[Note: This poem was praised in a review of Eastman's book by William Rose Benet (Saturday Review of Literature, April 11, 1931, p. 734) as "not only a distinguished poetic utterance but probingly intelligent criticism as well." Max Eastman was for many years affiliated with the communist movement in the U.S. He later became a leftist anti-Stalinist, and still later a conservative anticommunist. His essay/chapter, "The Cult of Unintelligibility," was among the most forceful attacks on modernism--especially on the "nonsense" of Gertrude Stein, whose writing Eastman likened to the ramblings of the clinically insane.]
Meaning, nature, has shed this glistening skin--
Shrill shell of colors crying in the light
for root or foot or body, boldly bright
Yet silvery diaphanous and thin,
The stark equation, the quick theorem,
The mind's electric, naked of shape or place,
these are the faith, the future, of our race;

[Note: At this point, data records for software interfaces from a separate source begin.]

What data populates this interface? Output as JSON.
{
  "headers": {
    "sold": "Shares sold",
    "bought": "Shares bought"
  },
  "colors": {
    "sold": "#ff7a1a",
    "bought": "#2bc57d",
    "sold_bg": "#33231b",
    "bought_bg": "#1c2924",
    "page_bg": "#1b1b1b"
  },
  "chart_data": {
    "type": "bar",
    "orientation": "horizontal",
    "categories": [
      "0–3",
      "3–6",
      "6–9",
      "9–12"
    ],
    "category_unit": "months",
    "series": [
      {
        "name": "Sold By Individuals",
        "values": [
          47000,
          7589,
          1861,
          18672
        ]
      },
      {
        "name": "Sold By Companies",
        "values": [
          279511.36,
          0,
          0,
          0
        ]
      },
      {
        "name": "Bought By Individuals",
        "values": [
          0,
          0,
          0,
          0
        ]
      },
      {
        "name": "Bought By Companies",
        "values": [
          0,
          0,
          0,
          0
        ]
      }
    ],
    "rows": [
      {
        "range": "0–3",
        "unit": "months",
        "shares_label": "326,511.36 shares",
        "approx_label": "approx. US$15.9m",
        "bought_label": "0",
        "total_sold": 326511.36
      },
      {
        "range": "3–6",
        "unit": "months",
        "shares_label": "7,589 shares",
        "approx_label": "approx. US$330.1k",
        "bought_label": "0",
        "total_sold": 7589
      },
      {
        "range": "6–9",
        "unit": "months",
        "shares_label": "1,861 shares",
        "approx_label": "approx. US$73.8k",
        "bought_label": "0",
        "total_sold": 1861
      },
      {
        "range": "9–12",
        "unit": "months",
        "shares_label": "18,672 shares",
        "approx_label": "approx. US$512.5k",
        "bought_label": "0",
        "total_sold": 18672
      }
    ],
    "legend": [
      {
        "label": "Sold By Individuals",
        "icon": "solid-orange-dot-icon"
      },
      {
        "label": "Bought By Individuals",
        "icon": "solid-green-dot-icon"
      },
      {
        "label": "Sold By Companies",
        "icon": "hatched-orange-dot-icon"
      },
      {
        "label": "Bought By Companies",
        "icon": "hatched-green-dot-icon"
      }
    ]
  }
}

No dye will hold, no tune inhere in them.
Is then the thinking singer ceased and gone?
Is all fair color lost from throughtfulness?
Shall not some Goethe of a greater dawn
Pick up this early bright cast coat of song
And wear it strongly though his thought is strong,
Confusing not the doing with the dress?